Could you restate the data word for word and drop the pictures?

==== Stored data ====

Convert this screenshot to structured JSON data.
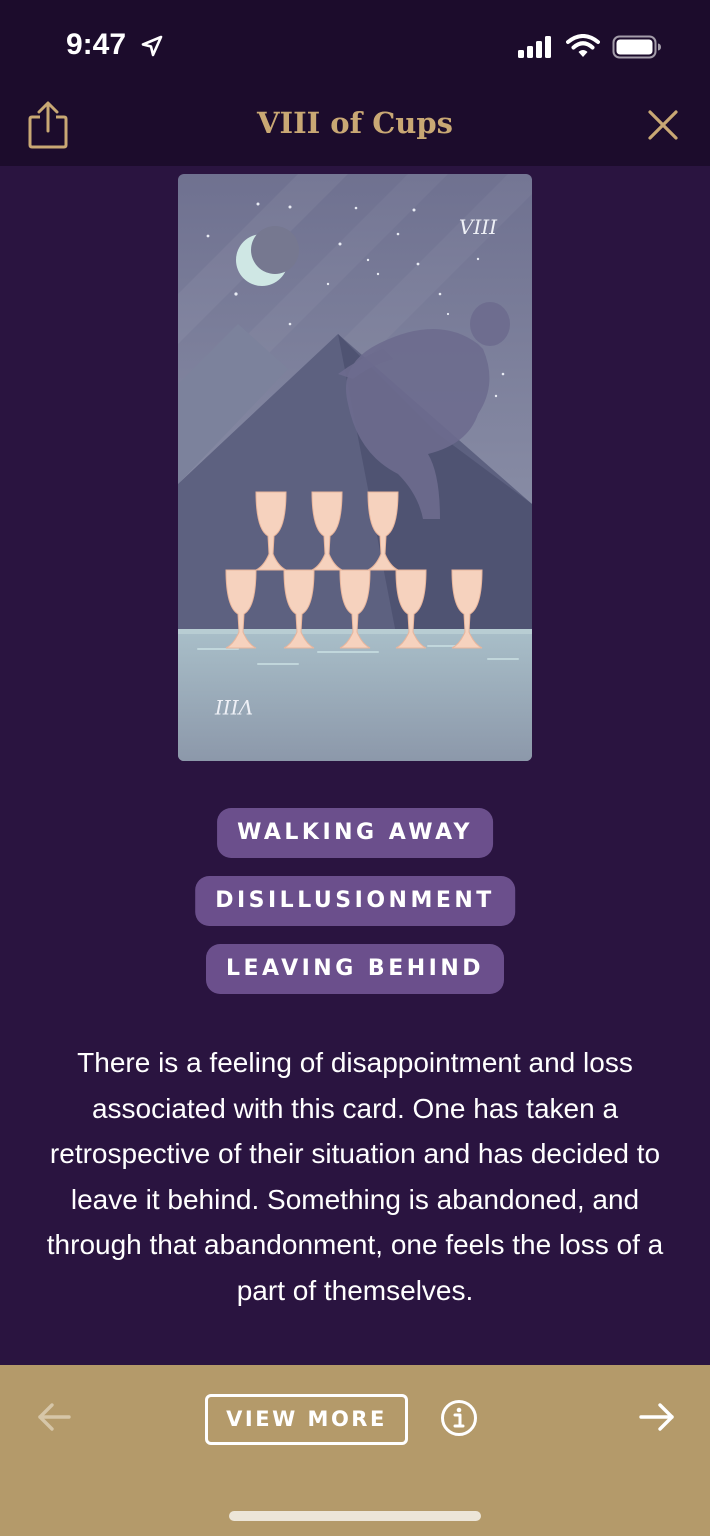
{
  "status_bar": {
    "time": "9:47"
  },
  "nav": {
    "title": "VIII of Cups",
    "share_icon": "share-icon",
    "close_icon": "close-icon"
  },
  "card": {
    "top_numeral": "VIII",
    "bottom_numeral": "VIII"
  },
  "keywords": [
    "WALKING AWAY",
    "DISILLUSIONMENT",
    "LEAVING BEHIND"
  ],
  "description": "There is a feeling of disappointment and loss associated with this card. One has taken a retrospective of their situation and has decided to leave it behind. Something is abandoned, and through that abandonment, one feels the loss of a part of themselves.",
  "bottom_bar": {
    "view_more_label": "VIEW MORE",
    "prev_icon": "arrow-left-icon",
    "next_icon": "arrow-right-icon",
    "info_icon": "info-icon"
  },
  "colors": {
    "background": "#2a1440",
    "header": "#1c0c2c",
    "title_gold": "#c9a874",
    "pill": "#6b4f8c",
    "bottom_bar": "#b49a6a"
  }
}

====

Exercise output
Convert this screenshot to structured JSON data.
{
  "status_bar": {
    "time": "9:47"
  },
  "nav": {
    "title": "VIII of Cups",
    "share_icon": "share-icon",
    "close_icon": "close-icon"
  },
  "card": {
    "top_numeral": "VIII",
    "bottom_numeral": "VIII"
  },
  "keywords": [
    "WALKING AWAY",
    "DISILLUSIONMENT",
    "LEAVING BEHIND"
  ],
  "description": "There is a feeling of disappointment and loss associated with this card. One has taken a retrospective of their situation and has decided to leave it behind. Something is abandoned, and through that abandonment, one feels the loss of a part of themselves.",
  "bottom_bar": {
    "view_more_label": "VIEW MORE",
    "prev_icon": "arrow-left-icon",
    "next_icon": "arrow-right-icon",
    "info_icon": "info-icon"
  },
  "colors": {
    "background": "#2a1440",
    "header": "#1c0c2c",
    "title_gold": "#c9a874",
    "pill": "#6b4f8c",
    "bottom_bar": "#b49a6a"
  }
}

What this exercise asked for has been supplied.